So how does one distinguish a small food business from a larger one? “Legally a small food business is defined by the FDA as one that sells less than 100,000 units in the US and has gross sales of less than $500,000,” says Lewis. “I typically refer to small food businesses as those that have less than $1M in gross sales. Though the $1M number sounds large, usually these businesses are still running incredibly lean and working incredibly hard to make sure every single dollar counts.  These companies usually don't have a large advertising budget, so marketing is a major concern and having enough time to get everything done with a limited staff is another issue.”

Lewis says when she enters the classroom, the things she looks forward to most are her students’ questions. “And it's not just the questions that I can answer, but it's also listening to the answers that other students share as well,” she says. “Everyone is coming to the class with different work and life backgrounds and by sharing their experiences and Imagewhat they've seen work/not work, it gives all of us food for thought.  Also, having been in the industry for 20+ years now, the questions students bring help me look at the industry with fresh eyes and see where there may be questions that, to me, seem obvious.”

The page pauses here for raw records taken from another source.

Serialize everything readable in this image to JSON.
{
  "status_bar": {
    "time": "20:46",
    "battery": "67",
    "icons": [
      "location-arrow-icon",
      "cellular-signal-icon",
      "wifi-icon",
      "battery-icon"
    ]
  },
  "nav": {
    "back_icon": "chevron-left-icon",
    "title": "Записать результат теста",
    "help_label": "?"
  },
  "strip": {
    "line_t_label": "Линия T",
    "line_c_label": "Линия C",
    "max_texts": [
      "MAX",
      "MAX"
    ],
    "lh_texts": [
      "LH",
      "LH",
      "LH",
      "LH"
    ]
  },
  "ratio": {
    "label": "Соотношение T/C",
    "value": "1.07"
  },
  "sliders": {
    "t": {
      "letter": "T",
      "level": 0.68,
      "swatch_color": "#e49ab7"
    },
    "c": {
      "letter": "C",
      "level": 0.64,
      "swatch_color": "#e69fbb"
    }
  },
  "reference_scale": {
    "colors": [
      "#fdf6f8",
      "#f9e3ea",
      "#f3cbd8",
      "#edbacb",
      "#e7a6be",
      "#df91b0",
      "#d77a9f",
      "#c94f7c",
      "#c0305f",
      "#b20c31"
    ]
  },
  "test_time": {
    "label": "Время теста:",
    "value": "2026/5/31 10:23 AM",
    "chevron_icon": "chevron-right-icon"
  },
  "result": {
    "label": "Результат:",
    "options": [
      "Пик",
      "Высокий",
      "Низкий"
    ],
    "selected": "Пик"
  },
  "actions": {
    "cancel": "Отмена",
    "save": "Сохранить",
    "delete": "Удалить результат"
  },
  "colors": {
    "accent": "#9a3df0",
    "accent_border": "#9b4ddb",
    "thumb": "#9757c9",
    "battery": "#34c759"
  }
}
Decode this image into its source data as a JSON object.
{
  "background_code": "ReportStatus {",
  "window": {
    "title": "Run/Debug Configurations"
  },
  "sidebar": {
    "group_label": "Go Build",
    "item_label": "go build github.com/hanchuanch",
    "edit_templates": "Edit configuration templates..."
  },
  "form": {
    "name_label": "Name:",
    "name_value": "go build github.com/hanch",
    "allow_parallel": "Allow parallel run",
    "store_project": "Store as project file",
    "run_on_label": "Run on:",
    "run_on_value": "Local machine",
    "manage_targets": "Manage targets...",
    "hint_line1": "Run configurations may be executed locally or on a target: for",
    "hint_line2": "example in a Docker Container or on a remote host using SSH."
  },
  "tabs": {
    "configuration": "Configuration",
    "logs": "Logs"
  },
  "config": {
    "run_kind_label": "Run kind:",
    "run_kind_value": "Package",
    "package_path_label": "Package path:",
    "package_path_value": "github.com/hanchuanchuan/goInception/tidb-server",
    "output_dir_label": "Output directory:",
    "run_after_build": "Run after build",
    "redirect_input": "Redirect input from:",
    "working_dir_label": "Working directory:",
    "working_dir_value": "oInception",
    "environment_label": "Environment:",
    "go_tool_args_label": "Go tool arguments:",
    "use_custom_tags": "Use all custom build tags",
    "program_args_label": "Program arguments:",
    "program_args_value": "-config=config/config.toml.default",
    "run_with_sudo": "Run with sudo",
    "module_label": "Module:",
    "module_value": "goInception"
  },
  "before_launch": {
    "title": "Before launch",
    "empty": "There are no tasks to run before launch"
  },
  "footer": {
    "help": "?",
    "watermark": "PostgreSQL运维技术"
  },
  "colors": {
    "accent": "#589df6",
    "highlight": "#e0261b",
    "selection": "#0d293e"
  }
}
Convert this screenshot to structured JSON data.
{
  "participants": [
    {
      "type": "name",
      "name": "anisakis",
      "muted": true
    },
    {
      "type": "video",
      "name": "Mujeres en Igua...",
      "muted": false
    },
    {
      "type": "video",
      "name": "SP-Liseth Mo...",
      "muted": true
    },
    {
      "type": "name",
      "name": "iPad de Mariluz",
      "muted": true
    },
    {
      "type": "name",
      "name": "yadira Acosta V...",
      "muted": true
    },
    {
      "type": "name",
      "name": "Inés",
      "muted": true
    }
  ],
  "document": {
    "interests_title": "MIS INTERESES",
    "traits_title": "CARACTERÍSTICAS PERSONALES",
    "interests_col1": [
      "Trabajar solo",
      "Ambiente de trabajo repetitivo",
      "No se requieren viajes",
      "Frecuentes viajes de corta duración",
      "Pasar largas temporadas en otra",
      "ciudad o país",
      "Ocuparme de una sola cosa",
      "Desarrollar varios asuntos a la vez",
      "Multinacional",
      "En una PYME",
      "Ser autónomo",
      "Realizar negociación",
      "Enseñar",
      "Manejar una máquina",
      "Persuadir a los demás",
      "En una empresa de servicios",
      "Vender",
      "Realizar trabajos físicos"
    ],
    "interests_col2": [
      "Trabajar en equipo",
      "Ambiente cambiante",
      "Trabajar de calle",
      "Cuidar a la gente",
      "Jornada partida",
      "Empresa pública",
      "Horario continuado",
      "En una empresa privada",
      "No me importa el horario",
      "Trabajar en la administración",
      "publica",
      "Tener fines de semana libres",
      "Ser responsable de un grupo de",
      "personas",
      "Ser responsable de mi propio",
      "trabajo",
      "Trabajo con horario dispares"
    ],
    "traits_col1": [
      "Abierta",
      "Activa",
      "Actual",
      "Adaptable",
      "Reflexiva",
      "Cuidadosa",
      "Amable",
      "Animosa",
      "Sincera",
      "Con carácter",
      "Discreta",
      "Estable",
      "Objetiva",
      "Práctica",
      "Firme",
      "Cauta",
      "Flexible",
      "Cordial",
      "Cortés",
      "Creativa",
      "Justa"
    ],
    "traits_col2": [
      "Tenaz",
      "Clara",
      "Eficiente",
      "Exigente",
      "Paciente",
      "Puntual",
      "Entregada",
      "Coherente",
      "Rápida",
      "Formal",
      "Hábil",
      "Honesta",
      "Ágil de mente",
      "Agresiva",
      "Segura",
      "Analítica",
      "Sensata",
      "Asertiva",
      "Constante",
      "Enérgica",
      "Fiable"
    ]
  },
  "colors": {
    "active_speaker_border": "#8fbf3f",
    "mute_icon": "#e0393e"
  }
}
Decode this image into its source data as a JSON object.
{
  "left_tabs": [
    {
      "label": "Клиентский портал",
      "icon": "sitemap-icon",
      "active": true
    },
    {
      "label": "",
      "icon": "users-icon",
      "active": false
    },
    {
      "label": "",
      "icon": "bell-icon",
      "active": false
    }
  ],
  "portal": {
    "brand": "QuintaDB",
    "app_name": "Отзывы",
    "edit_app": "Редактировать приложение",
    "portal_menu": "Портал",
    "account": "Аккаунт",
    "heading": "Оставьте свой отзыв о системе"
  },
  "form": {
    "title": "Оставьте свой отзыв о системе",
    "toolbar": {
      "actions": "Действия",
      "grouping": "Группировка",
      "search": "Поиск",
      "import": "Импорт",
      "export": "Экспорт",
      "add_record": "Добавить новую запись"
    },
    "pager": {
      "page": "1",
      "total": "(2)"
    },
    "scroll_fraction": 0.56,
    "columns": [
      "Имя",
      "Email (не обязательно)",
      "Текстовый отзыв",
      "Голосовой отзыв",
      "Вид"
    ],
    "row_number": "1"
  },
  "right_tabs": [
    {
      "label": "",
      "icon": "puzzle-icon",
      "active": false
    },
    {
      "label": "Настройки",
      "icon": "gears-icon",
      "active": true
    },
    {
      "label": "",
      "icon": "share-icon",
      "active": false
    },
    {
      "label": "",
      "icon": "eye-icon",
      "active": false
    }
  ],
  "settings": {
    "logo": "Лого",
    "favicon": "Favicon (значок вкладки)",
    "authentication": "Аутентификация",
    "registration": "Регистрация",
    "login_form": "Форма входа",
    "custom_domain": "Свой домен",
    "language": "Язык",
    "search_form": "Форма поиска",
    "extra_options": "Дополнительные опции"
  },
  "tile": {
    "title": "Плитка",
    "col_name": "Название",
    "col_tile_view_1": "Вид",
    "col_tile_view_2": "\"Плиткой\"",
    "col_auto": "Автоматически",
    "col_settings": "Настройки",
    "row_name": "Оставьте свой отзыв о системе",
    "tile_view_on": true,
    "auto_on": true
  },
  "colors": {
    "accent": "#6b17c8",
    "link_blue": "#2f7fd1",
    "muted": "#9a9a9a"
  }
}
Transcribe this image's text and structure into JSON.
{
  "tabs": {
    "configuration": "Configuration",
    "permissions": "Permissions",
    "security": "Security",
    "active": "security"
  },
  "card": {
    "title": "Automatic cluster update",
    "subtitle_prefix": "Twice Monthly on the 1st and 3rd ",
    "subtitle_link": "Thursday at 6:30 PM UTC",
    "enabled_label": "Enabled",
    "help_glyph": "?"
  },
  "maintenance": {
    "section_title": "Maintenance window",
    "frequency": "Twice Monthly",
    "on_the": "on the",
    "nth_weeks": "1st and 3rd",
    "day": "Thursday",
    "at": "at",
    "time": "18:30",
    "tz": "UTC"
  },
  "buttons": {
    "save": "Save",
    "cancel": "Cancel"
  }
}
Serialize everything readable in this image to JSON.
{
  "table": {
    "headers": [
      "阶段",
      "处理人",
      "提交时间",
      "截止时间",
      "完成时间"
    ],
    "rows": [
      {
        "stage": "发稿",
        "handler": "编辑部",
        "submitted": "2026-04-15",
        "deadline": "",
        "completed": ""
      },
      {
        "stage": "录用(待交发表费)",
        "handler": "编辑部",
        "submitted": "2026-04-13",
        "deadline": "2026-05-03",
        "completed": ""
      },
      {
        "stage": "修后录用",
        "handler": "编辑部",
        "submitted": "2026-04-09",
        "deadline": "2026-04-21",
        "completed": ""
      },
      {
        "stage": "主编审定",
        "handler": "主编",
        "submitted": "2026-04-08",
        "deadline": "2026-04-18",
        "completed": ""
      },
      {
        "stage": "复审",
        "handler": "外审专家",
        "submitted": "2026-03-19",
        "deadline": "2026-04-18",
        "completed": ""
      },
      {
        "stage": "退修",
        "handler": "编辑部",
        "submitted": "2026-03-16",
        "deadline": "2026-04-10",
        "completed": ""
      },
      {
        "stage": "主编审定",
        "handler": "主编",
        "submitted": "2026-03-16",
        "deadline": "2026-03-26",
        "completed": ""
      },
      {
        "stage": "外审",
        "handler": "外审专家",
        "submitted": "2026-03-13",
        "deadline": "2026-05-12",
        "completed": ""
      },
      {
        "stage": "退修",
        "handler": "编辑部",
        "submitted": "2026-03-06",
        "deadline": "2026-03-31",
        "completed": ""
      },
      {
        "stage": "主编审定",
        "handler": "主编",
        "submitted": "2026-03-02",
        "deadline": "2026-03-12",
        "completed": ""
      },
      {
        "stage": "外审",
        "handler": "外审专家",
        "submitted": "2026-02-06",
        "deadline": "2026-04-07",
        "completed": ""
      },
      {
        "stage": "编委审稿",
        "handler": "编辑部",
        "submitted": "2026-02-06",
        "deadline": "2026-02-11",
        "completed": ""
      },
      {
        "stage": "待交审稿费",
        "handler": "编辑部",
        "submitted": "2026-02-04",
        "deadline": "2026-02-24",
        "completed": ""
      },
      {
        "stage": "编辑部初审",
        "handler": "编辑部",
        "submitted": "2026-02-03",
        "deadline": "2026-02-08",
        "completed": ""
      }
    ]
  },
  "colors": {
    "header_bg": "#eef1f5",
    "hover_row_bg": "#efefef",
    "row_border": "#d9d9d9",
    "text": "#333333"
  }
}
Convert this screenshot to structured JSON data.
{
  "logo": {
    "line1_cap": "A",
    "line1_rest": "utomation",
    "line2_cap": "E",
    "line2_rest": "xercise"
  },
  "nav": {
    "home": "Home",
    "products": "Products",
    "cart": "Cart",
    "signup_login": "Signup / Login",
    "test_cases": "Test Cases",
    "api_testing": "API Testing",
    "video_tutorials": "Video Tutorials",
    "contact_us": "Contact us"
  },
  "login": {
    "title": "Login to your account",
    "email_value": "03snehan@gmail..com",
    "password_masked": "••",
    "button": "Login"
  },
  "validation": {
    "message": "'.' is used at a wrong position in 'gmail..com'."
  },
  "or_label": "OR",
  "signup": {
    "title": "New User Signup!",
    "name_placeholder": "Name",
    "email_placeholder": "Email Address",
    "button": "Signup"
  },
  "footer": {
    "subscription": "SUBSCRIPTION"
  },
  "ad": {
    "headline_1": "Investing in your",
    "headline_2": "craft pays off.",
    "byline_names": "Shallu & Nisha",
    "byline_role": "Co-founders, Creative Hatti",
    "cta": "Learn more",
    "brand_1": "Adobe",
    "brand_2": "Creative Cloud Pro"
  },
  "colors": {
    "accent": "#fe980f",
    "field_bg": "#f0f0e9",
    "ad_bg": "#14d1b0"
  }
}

As the class meets from 9:00am to 4:00pm the first day and 9:00am to 12:00pm on the second, Lewis has the luxury of slowing down and taking her time with the classroom discussion. “Starting a food business can be a lot of work but there are also a lot of options available to people these days,” she says.  “(In class) we talk about how you can start up a legal food business in your home if you aren't interested in or can't devote yourself full time to the business. We talk about some of the logistics around food trucks, and we talk about the logistics around creating a product that will sell on supermarket shelves.”

With any number of different avenues for the small food entrepreneur to follow, Lewis is confident her students will leave with the information to lead them down the road to being successful business owners.

Learn more about How to Start a Small Food Business.

 Photo credit #3: Adam Fink_cc_2.0